According to the Inspector General, the Census hired too many enumerators on purpose.
The U.S. Census purposefully hired more workers than it needed, telling the Office of the Inspector General of the Commerce Department that it did so as a “cost-saving measure,” according to a memorandum that Todd J. Zinser of the inspector general’s office sent to Census Bureau Director Robert Groves last week.
“According to Census,” said Zinser’s May 26 memo to Groves, “‘frontloading’ its workforce (i.e. hiring and training more enumerators than necessary to offset turnover) is a cost-saving measure.” The inspector general’s memo, however, suggested that in at least one Census Bureau operation excessive staff had increased the “cost of operations” and that in another operation deployment of an unnecessarily large number of workers "increased the operation’s direct labor and travel costs."

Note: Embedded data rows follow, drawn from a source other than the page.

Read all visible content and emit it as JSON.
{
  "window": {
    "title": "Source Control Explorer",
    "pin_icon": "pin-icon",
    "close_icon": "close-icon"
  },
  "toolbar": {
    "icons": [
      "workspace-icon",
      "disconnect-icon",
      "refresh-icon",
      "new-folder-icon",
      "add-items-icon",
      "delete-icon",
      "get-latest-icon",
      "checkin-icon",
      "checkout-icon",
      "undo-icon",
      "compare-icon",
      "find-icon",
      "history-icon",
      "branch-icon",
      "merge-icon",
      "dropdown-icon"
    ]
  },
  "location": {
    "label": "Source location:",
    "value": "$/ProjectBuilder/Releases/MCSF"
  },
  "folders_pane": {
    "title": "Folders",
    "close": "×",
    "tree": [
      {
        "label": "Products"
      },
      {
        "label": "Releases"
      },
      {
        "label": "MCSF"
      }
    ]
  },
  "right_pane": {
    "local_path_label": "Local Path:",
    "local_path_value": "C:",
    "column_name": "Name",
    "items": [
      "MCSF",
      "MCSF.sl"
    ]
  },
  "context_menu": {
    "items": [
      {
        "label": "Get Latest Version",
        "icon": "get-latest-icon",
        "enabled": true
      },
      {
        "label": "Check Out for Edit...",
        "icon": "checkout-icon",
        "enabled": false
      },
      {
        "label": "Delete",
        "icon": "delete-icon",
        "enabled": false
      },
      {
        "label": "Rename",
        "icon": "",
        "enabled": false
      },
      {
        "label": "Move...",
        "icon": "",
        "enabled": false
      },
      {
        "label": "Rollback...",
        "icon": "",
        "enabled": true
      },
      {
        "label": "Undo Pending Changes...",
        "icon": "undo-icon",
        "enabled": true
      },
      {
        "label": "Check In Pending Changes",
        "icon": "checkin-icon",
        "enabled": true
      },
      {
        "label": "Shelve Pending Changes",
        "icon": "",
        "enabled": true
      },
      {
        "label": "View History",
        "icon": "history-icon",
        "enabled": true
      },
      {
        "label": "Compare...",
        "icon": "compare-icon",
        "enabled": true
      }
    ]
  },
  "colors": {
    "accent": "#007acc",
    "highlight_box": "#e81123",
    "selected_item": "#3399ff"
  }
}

In the first quarter of this year (January-March), personnel from the inspector general’s office observed Census Bureau operations in four programs. These included “update/leave” (U/L), in which Census workers deliver questionnaires to homes that would not be reached by ordinary mail service; “update/enumerate” (U/E), which counts people in communities where the homes lack ordinary mailing addresses or street names; "enumeration at transitory locations" (ETL), which counts people at places where their residences are potentially mobile, such as recreational vehicle parks, campgrounds, marinas and carnivals; and “service-based enumeration” (SBE), which counts homeless people at places such as homeless shelters, mobile food vans and so-called “targeted non-sheltered outdoor locations” (TNSOL).
Enumerators go through 25-30 hours of training for a job that can then last up to eight weeks. What the IG's office has found is that enumerators didn't work more than 15 hours weekly on average. The IG's office found that their workload was reduced because the Census hired far more people than it needed. The Census said that it overestimated the amount of workers necessary by overestimating the turnover in its force.
Is that correct? Neil Cavuto doesn't think so.
The agency reporting that it would be easier to front-load such jobs, than go back and later fill those jobs.
Part of it makes sense … hiring and training more workers than necessary does offset turnover.
The problem is the unnecessarily large number of workers hired meant unnecessarily large direct labor and travel costs.
…all of which could explain an agency hiring and firing, then hiring back workers to fit that ever-changing demand.
Don't believe me.
Believe a woman named "Maria."
Maria is a Census worker who got up the guts to talk to us and whose immediate superior at Census confirmed in emails everything Maria said to us.
..That when laid off, and later hired back, she didn't count as a "re-hire," she counted as a "new" hire.
Cavuto had New York Post investigative journalist John Crudele. Crudele has found a similar story to Cavuto in his own investigation.
A guy I'll call Mike has worked for Census 2010 several times in California over the past two years. The last time, he was trained at a facility that was an hour's drive from his home. He was paid for his commuting time at $17 an hour -- which is what he also got while working and training.
Mike says that he, like everyone else, was also given 50 cents a mile for gasoline.
The last time Mike worked for Census, the job lasted two weeks. He and the rest of his class had been promised eight weeks.
Mike says that after each stint with Census he, like everyone else, was given an official "termination" notice. And every time he was rehired Mike had to fill out a new employment application (more paperwork to be processed by paid workers).